Corbett, T. L. (Down, North.) Law, Andrew Bonar (Glasgow Pryce-Jones, Lt.-Col. Edward
Craig, Charles Curtis (Antrim S. Lawson, John Grant (Yorks N.R Purvis, Robert
Crossley, Sir Savile Legge, Col. Hon. Heneage Randles, John S.
Reid, James (Greenock) Strutt, Hon. Charles Hedley Webb, Col. William George
Renwick, George Sturt, Hon. Humphry Napier Willox, Sir John Archibald
Ritchie, Rt. Hn. C. Thomson Talbot, Lord E. (Chichester) Wortley, Rt. Hon. C. B. Stuart

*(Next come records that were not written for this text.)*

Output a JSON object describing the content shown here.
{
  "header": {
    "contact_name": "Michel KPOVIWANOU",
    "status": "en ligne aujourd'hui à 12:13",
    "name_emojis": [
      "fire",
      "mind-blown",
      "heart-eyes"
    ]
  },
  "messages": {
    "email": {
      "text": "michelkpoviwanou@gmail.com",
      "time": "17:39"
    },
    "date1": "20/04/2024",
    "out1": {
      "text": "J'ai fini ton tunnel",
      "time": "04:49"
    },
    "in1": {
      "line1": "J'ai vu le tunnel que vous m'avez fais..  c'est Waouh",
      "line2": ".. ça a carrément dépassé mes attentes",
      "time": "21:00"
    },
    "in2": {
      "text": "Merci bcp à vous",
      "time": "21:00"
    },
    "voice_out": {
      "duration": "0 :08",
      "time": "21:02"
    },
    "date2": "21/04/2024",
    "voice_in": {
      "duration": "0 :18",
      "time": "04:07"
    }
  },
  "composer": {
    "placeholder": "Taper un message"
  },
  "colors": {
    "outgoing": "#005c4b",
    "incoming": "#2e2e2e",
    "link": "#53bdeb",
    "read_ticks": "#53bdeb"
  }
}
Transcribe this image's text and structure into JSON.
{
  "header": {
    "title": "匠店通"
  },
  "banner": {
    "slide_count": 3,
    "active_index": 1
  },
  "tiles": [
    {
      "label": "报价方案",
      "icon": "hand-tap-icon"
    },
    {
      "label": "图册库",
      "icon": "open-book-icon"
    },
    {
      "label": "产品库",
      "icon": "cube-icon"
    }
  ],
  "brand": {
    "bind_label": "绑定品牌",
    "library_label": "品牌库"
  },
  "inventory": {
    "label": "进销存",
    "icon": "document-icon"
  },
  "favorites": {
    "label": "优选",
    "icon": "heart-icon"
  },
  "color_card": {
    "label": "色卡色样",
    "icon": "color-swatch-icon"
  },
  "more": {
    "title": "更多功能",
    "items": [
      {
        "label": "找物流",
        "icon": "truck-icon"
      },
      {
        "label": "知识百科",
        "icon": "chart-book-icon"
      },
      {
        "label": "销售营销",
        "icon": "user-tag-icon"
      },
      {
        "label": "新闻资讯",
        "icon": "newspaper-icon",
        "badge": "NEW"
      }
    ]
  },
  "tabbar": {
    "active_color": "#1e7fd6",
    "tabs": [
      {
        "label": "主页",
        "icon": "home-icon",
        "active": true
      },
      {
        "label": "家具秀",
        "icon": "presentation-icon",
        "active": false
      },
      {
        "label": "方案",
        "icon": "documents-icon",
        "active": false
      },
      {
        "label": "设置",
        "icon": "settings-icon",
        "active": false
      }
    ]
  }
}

Roberts, Samuel (Sheffield) Talbot, Rt Hn. J.G. (Oxf'd Univ Wrightson, Sir Thomas
Robertson, H. (Hackney) Thornton, Percy M. Wylie, Alexander
Sackville, Col. S. G. Stopford Tollemache, Henry James Wyndham, Rt. Hon. George
Seely, Maj. J. E. B. (Isle of Weight Tomlinson, Sir Wm. Edw. M.
Smith, James Parker (Lanark) Valentia, Viscount TELLERS FOR THE NOES—
Smith, Hon. W. F. D. (Strand) Walker, Col. William Hall Sir Alexander Acland
Spear, John Ward Walrond, Rt. Hon. Sir W. H. Hood and Mr. Anstruther.
Stanley, Lord (Lancs.) Warde, Colonel C. E.

Bill read the third time and passed.

Committee report Progress, to sit again this day.